STLR

STLR Guest Speaker – February 21, 2013

The Science and Technology Law Review will host a lunchtime lecture by author Russell Jacobs, entitled Non-Digital Copyright in the Digital Millennium Thursday, February 21 at 12:10pm William and June Warren Hall 103 1125 Amsterdam Avenue Lunch will be provided The presentation will be based in part on Mr. Jacobs’s Fall 2011 article, “Copyright Fraud [...]

STLR Link Roundup – August 24, 2012

A Key Battle in the Apple v. Samsung Patent War Draws to a Close: Over the course of the summer, what has arguably been the patent “trial of the century” has unfolded in Judge Lucy Koh’s courtoom. This week, the trial entered its final stage, when Judge Koh made special preparations to read the epic [...]

STLR Link Roundup – June 4, 2012

Facebook Goes Public, Becomes More Democratic: Facebook made lots of news in May when it finally became a publicly-traded company. Now, in addition to eventual shareholder votes, the company is opening itself up to even more voting. This past week Facebook put certain privacy changes to a user vote. It remains to be seen whether [...]

ACTA: Activists Stay Alert in the Aftermath of SOPA

Earlier this century, the entertainment industry attempted to vanquish illegal downloading and the online services that made it possible. Remember the injunctions against Limewire and Napster? The astronomical RIAA (Recording Industry Association of America) lawsuits filed against more than 35,000 individuals who downloaded and shared a handful of copyrighted music files? The industry achieved mixed [...]

RE: Cloud Science, Dropbox, and Behavioral Economics

What is a cloud?  I’m no meteorologist. In fact I can hardly spell the word (I mean, I have troubling spelling “meteorologist”; I can spell “cloud”). But I know what I see – and that’s that clouds are externally opaque.  Still we assume they work. In the context of cloud computing, this much is true [...]

A Utilitarian View of the Software’s Fight: Mechanization and Liability in War (and Peace)

Individuals increasingly rely on sophisticated technologies to perform tasks: automobiles to move, calculators to calculate, social networks to socialize.  In recent years, however, technology has mechanized some very human affairs, with very human costs. The complexity of the technologies, as well as the vast number of parties involved in the creation and use of the technologies [...]

STLR Link Roundup – August 2, 2010

The latest links from STLR: The Copyright Office released its latest group of exceptions to the Digital Millenium Copyright Act’s anti-circumvention provision. Wired and cnet news report on the exception for jailbreaking mobile phones.
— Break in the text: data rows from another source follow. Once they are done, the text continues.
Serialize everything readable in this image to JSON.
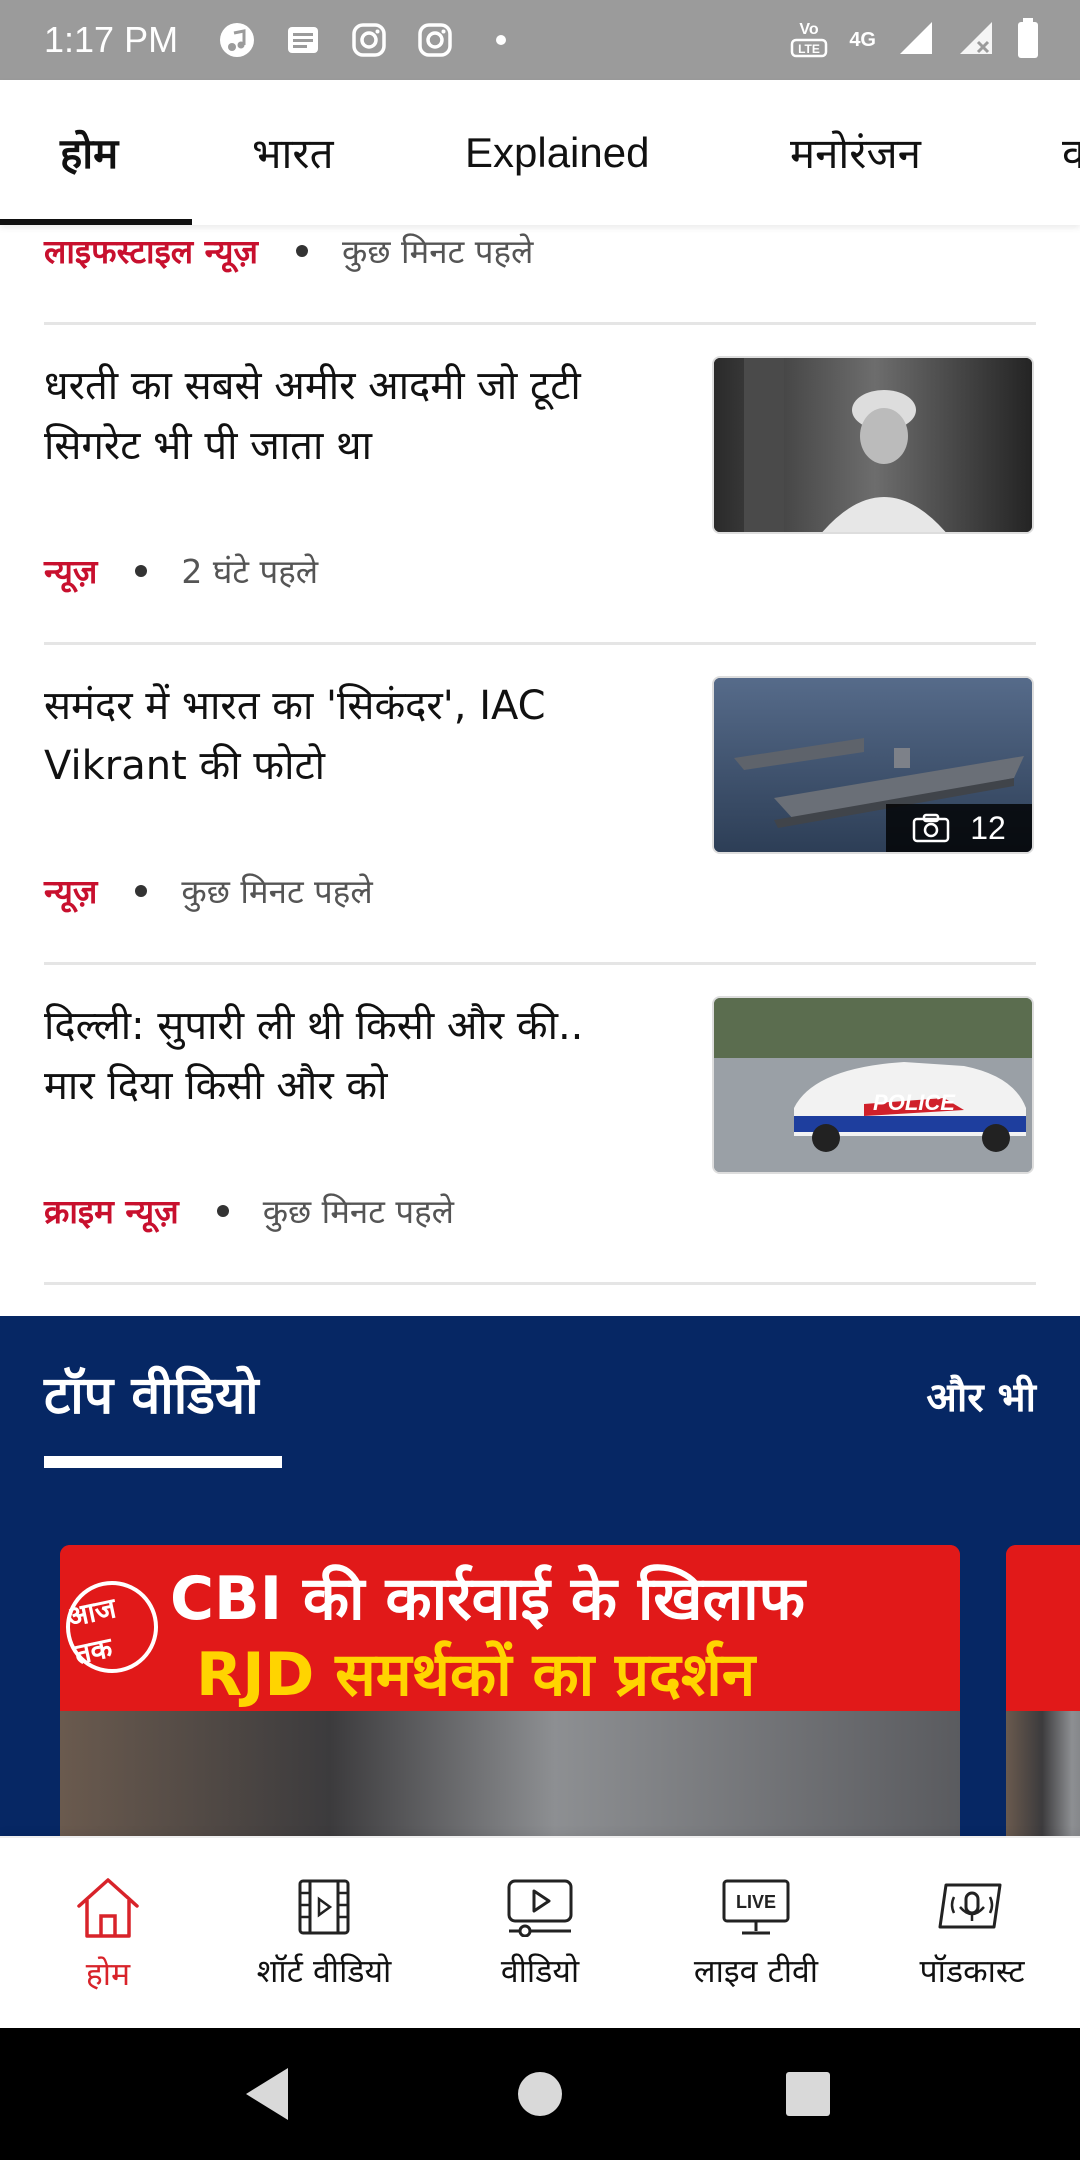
{
  "status_bar": {
    "time": "1:17 PM",
    "network_label": "4G",
    "volte_label": "VoLTE",
    "icons": [
      "music-icon",
      "news-icon",
      "instagram-icon",
      "instagram-icon",
      "dot-icon",
      "volte-icon",
      "signal-icon",
      "battery-icon"
    ]
  },
  "tabs": [
    {
      "label": "होम",
      "active": true
    },
    {
      "label": "भारत",
      "active": false
    },
    {
      "label": "Explained",
      "active": false
    },
    {
      "label": "मनोरंजन",
      "active": false
    },
    {
      "label": "व",
      "active": false
    }
  ],
  "articles": [
    {
      "category": "लाइफस्टाइल न्यूज़",
      "time_ago": "कुछ मिनट पहले"
    },
    {
      "headline": "धरती का सबसे अमीर आदमी जो टूटी सिगरेट भी पी जाता था",
      "category": "न्यूज़",
      "time_ago": "2 घंटे पहले",
      "thumb": "portrait-photo"
    },
    {
      "headline": "समंदर में भारत का 'सिकंदर', IAC Vikrant की फोटो",
      "category": "न्यूज़",
      "time_ago": "कुछ मिनट पहले",
      "thumb": "warship-photo",
      "photo_count": "12"
    },
    {
      "headline": "दिल्ली: सुपारी ली थी किसी और की.. मार दिया किसी और को",
      "category": "क्राइम न्यूज़",
      "time_ago": "कुछ मिनट पहले",
      "thumb": "police-car-photo"
    }
  ],
  "top_video": {
    "title": "टॉप वीडियो",
    "more": "और भी",
    "card": {
      "line1": "CBI की कार्रवाई के खिलाफ",
      "line2": "RJD समर्थकों का प्रदर्शन",
      "logo": "आज तक"
    }
  },
  "bottom_nav": [
    {
      "label": "होम",
      "icon": "home-icon",
      "active": true
    },
    {
      "label": "शॉर्ट वीडियो",
      "icon": "short-video-icon",
      "active": false
    },
    {
      "label": "वीडियो",
      "icon": "video-icon",
      "active": false
    },
    {
      "label": "लाइव टीवी",
      "icon": "live-tv-icon",
      "live_text": "LIVE",
      "active": false
    },
    {
      "label": "पॉडकास्ट",
      "icon": "podcast-icon",
      "active": false
    }
  ],
  "colors": {
    "accent_red": "#c8102e",
    "navy": "#062764",
    "statusbar_gray": "#9b9b9b"
  }
}
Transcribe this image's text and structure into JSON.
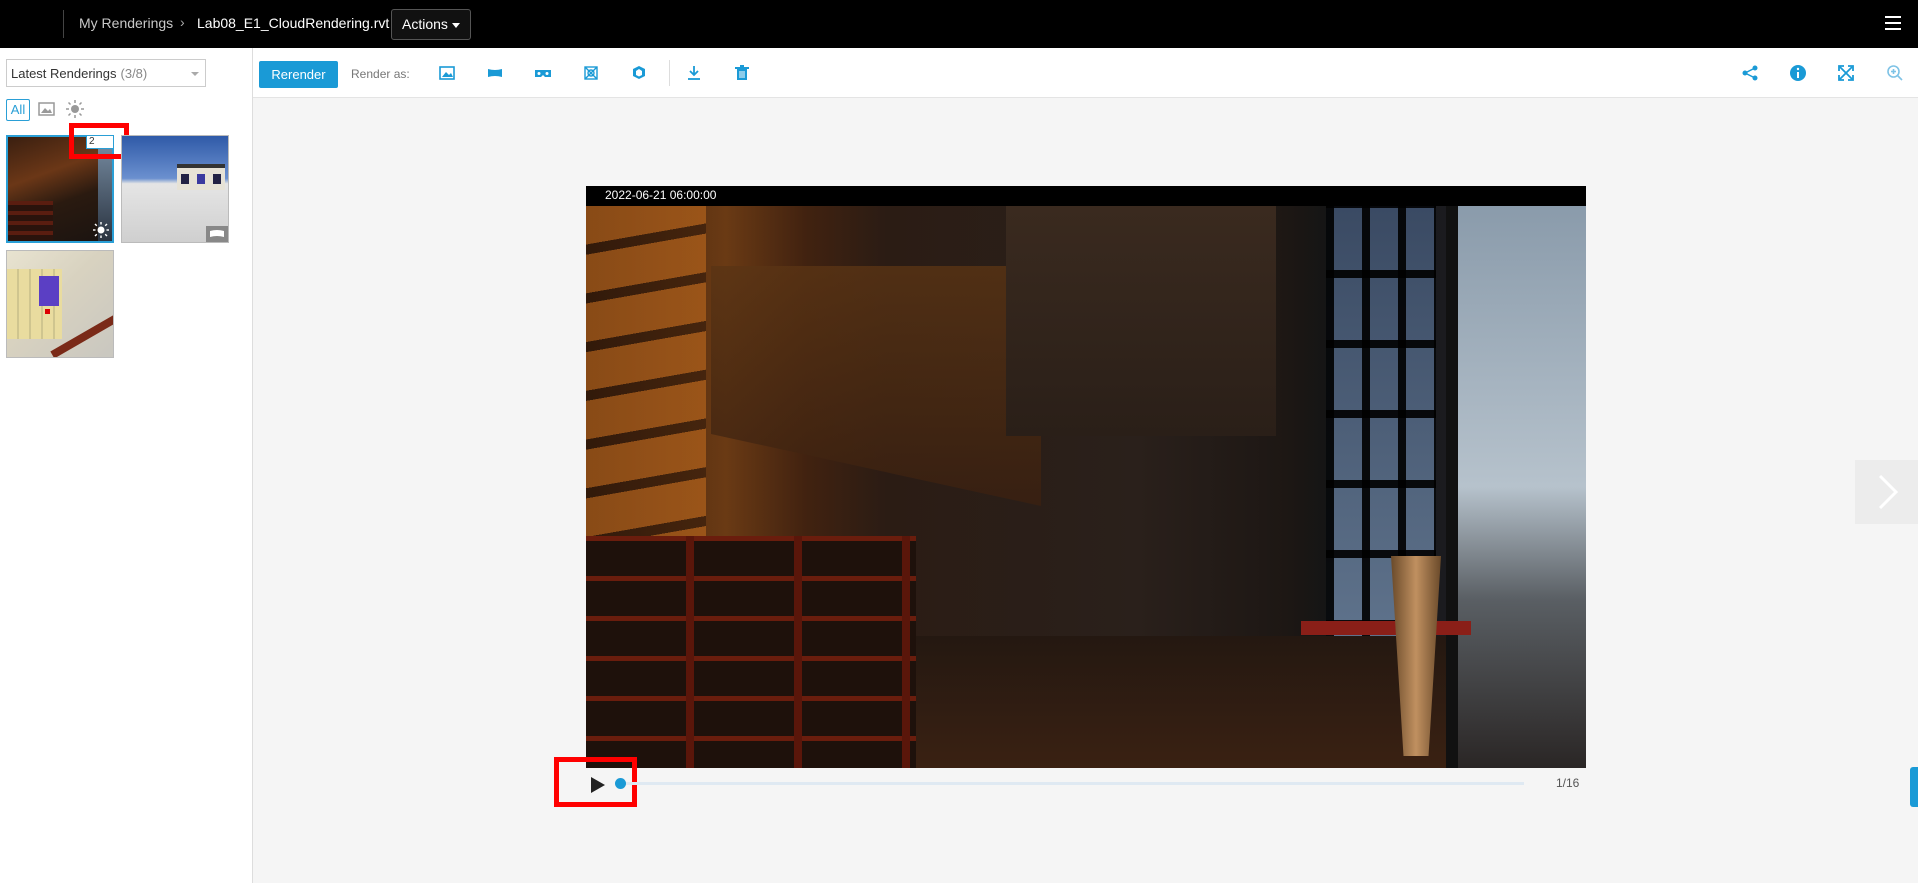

Also in DMCA news, Ars Technica discusses the Fifth Circuit decision that bypassing technological protections to access software for a fair use does [...]

STLR Link Roundup – April 24, 2010

The latest on the STLR radar: Authorities in San Mateo, California, contemplate filing criminal charges in connection with the sale of an Apple prototype (of a new iPhone), lost by and possibly stolen from an Apple software engineer and bought for $5,000 by the website Gizmodo.com, the New York Times reports. From the San Francisco [...]

STLR Link Roundup – April 16, 2010

The latest on the STLR radar: Ephemeral Law takes a look at the court documents in Microsoft’s challenge to the Waledac botnet, which it describes as on the “cutting edge of legal efforts to shut down hacking operations.” The Wall Street Journal reports that the US Department of Justice is stepping up its antitrust investigation [...]

STLR is on Twitter

If regular RSS and Google reader aren’t your preferred methods of consumption, you can receive a tweet each time we post a new story, which will be once or twice per week during the academic year.  Our Twitter name is columbiastlr, and you can find our Twitter page here. To any aspiring Twitter-ers: signing up [...]